The Game Changer report found that “of all the major pitch sports, cricket will be the hardest hit by climate change.” While the game isn’t the most physically intensive, it is the longest with matches lasting up to eight hours. Cricketers have collapsed in international tournaments held in India due to high temperatures. Such impacts on athletes may be stories to watch out for. Other sports are affected in different ways. The report “Slippery slopes” by Sports Ecology, shows how a lack of snow poses dangers for athletes. Both the lack of natural snow and the use of artificial snow increase athletes’ injury risk. 

Flooding in Kolkota. Dibakar Roy / Unsplash

Young sportswomen from agrarian families are grappling with mental health issues linked to the various impacts of the climate crisis on their lives, including increased financial distress caused by crop loss, mounting debts, and lack of nutrition, among others. Photo: Sanket Jain

Many athletes are “super emitters”

It’s not about pointing the finger at athletes, but about analysing how their footprint could be improved so that they continue with their activities with a more positive impact, and even how they could take advantage of that to share it with their fans and raise awareness. In other words, no one wants to speak badly about Messi, but we would all love for Messi to talk about climate change.

Local sports culture will change

Climate impacts will change local sports culture, too. For instance, it can shorten the skiing seasons in the Nordic region, as the Norwegian meteorological office has documented, to affect wrestling matches and the wrestlers’ mental health in rural India, as reported by PARI. A climate story can be found in most outdoor activities and local sporting cultures. Such stories will resonate with local readers, and reporting on them can help make local connections to climate change. These stories are opportunities for investigations. Using local citizens and athletes as protagonists can help readers identify with the story. 

Sports infrastructures needs to be adjusted

Climate change is affecting sports infrastructure and the way players practise, fans join the games and the whole sports industry. For instance, cricket stadiums in the Caribbean West Indies, where the sport is popular, were damaged badly by the 2017 Hurricanes Maria and Irma. Earth.Org reported that players migrated as they lost their homes and fields were no longer viable for the sporting events. They had to raise funds to rebuild the infrastructure. 
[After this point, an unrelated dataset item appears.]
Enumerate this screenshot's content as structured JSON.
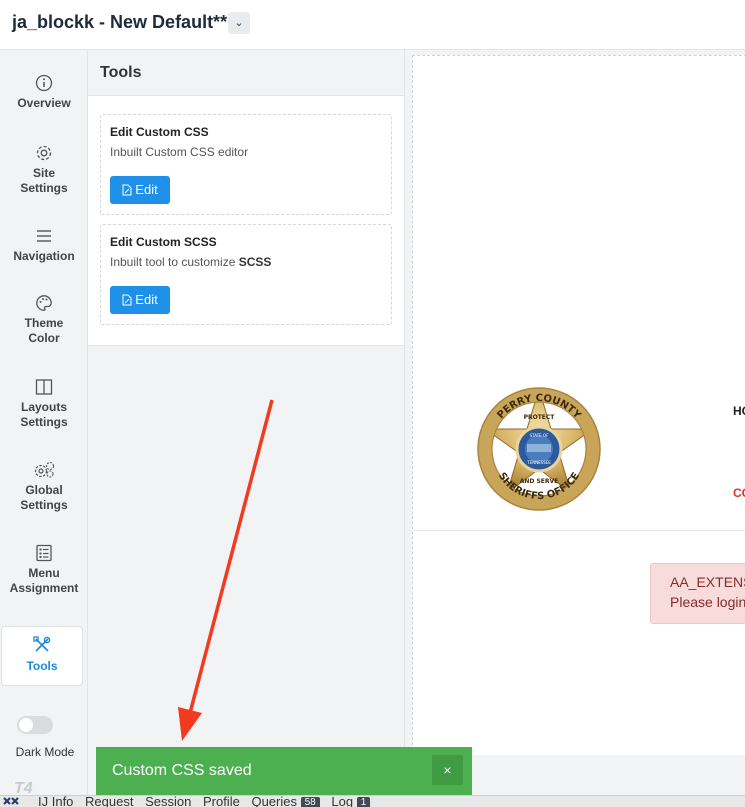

In another example, stadiums at the Qatar FIFA World Cup had energy-consuming cooling systems to tackle extreme heat. There are also the UNFCCC Sports For Climate Action, a coalition of sports and other organisations working on this issue, or trying to. 
Sports can be the perfect opportunity to connect audiences with climate change. Ask, as The Conversation did, with climate change, will there still be a soccer World Cup in 2100?